 103 [18:55] <tumbleweed> Now we wait for the debian maintainer to apply that patch, and we'll get it for free :)
 104 [18:55] <tumbleweed> last questions?
 105 [18:56] <tumbleweed> (you can see the link to the forwarded bug, at the top, it's an extra bug task on "conduit (Debian)"
 106 [18:57] <tumbleweed> OK, hope that wasn't too fast and people were able to learn something
 107 [18:58] <tumbleweed> if you need any help in dealing with Debian, as an Ubuntu Developer / contributor, stick your nose into #debian-ubuntu on (Debian's IRC network)
 108 [18:58] <tumbleweed> there are a fair number of people who know Debian & Ubuntu in there
 109 [18:58] <tumbleweed> also, most of #ubuntu-motu can probably help out
 110 [18:58] <ClassBot> kanliot asked: if this is as easy as you say, how come its so damn hard for me
 111 [18:58] <tumbleweed> ^ I love that question!
 112 [18:59] <tumbleweed> everything is probably quite hard the first time one does it
 113 [18:59] <tumbleweed> it gets easier :)
 114 [18:59] <tumbleweed> I can't really say much more without details, but I'm happy to help, if you ask me afterwards
 115 [18:59] <ClassBot> metasansana asked: you mentioned ~75% so what would be the main diff between ubuntu and debian software

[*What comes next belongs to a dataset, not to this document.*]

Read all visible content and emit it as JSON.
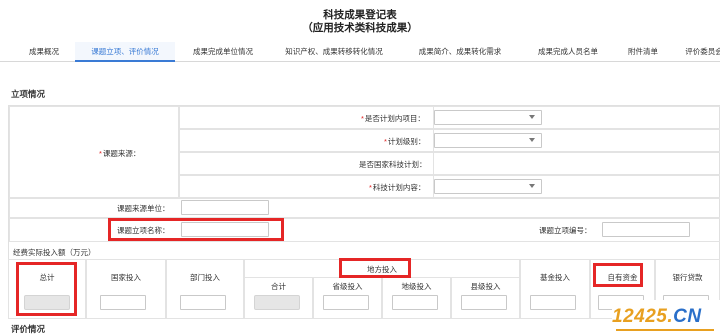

 116 [19:00] <tumbleweed> IIRC about 10% is minor changes (e.g. small bug fixes or dealing with the slightly different environment)